As I sit here during our “stay-at-home order” I find myself reflecting on how companies are responding to the pandemic.  Many companies are quickly reworking their supply chains and manufacturing process to support new customer requirements, sometimes completely different, compared to what they have done in the past. The Race to Make Ventilators, from National Public Radio, is a great example of how companies can radically decrease their time to market. The story highlights two companies Twin City Die Casting and Die Tech Engineering Services who were able to develop a mold and produce small ventilator pistons within a few days vs their typical time of 12 weeks.  While I do not have any ‘inside’ information on how these companies operate, listening to the story I heard three underlying concepts (prioritization, team effectiveness, and leveraging retained knowledge) that most Lean practitioners would recognize. I believe that any companies that focus on these practices would also see significant reductions in their time to market. Let’s explore these practices in a little more detail.

Prioritization: What teams work on

When companies need to do something fast, they immediately set it is a ‘top priority’ clearly and consistently communicating the status to all stakeholders. In the story, there was no doubt to the teams, that their effort was the highest priority with life or death implications. While most projects are not ‘life or death’ there is a priority (stated or unstated) based on a benefit that the organization is trying to achieve by its completion. To increase speed, the priority for all projects must be identified and clear rules established over how decisions are made and resources allocated based on this priority.  An excellent understanding of prioritization can be gained by reading Mastering Lean Product Development by Ron Mascitelli. In the first two chapters, Ron provides a practical approach to selecting and prioritizing development products as well as how to manage a system with finite capacity. I know this system works because I helped implement the concept at a previous employer. We saw our high-priority projects accelerate and the entire portfolio’s time to market decrease as we better managed our work in-process. Another benefit was an increase in the predictability of our project schedules as teams knew how finite capacity would be allocated. 

Team Effectiveness: How teams work

While not stated in the story we can assume that the development teams practiced ‘extreme collaboration’ with high-levels of trust, rapid closed-loop communication, and immediate decision making when obstacles were identified. Anyone who has sat through ineffective weekly team meetings (probably everyone reading this) knows the negative impact of poor team effectiveness. What could be more detrimental to creating value than having your most valuable “value-creators” spending their time in a conference room for multiple hours per week where 5-10% of the content is relevant to their work or rehashing the same conversations because a gap in knowledge? A different approach is to implement visual management and stand-up huddles in your product development areas. The best way to increase the speed of communication, build team trust, and decrease the lag time to address obstacles is for the team to meet on a predictable schedule in short, high-energy, focused sessions. During the sessions the work and its status is visible to all, problems are identified immediately, and the correct people are identified to solve them.  The act of standing sets a different tone and helps people keep their updates and the discussion concise. Replacing your traditional weekly or bi-weekly team meetings with visual management and huddles will have a significant positive impact on your time to market and morale. 
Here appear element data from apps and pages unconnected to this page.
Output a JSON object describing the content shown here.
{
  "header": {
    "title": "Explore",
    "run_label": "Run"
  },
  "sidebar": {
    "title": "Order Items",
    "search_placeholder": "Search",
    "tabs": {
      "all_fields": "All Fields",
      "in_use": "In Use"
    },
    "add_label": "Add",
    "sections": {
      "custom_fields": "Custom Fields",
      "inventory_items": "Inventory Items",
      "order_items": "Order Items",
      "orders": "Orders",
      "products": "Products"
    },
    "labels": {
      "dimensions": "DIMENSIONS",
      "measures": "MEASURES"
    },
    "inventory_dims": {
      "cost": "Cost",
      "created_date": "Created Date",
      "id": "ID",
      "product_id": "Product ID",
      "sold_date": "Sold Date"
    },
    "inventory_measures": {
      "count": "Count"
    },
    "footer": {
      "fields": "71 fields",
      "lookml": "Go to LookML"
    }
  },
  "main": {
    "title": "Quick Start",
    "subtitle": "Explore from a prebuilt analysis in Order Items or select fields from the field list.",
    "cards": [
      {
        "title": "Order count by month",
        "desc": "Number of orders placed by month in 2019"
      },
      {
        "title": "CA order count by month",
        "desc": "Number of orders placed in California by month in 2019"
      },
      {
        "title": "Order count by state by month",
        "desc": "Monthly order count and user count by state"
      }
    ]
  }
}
Knowledge: Rapidly turning unknowns into knowns

As soon as the CEO of the die casting company heard about the need to make precision pistons for ventilators his response was “we know how to make that part.”  While the story doesn’t explain how he knew, it does provide some clues. Because they ‘knew’ how to make the part we can assume that there had been some intentional knowledge development and retention before this challenge was faced. This also meant they were immediately in ‘development’ and not in ‘research.’  If you want to move fast you need to keep research projects out of development. An early step in the process was to call their most trusted supplier of dies. One can assume this was a trusted relationship built over multiple projects allowing information and knowledge to flow over established connections and quickly be applied to the development of a new die. Lastly, the approach was described as “all hands on deck” where all engineers (including engineering managers) were set against the task. Can you imagine the amount of retained knowledge available to help solve problems and quickly make decisions? Quickly turning ‘unknowns’ into ‘knowns’ by applying your retained knowledge, whether it exists in cross-trained staff, trade-off curves, or embedded into your computer systems will always accelerate progress. 

While it may not be realistic to implement these practices as aggressively as in this ‘life or death’ scenario, modest steps in an intentional and sustained manner will drive significant reductions in your time to market.  Before you turn to sophisticated computer systems or complicated project management methods see how much progress you can make by implementing these practical approaches. In addition to decreasing your time to market, you will likely also see the morale among your development teams improve as they spend more time doing what they came there to do — develop new products that drive value. Maybe you will even get a response like Todd Olson’s when the first parts came out of the manufacturing process in days vs weeks “I am feeling awesome!”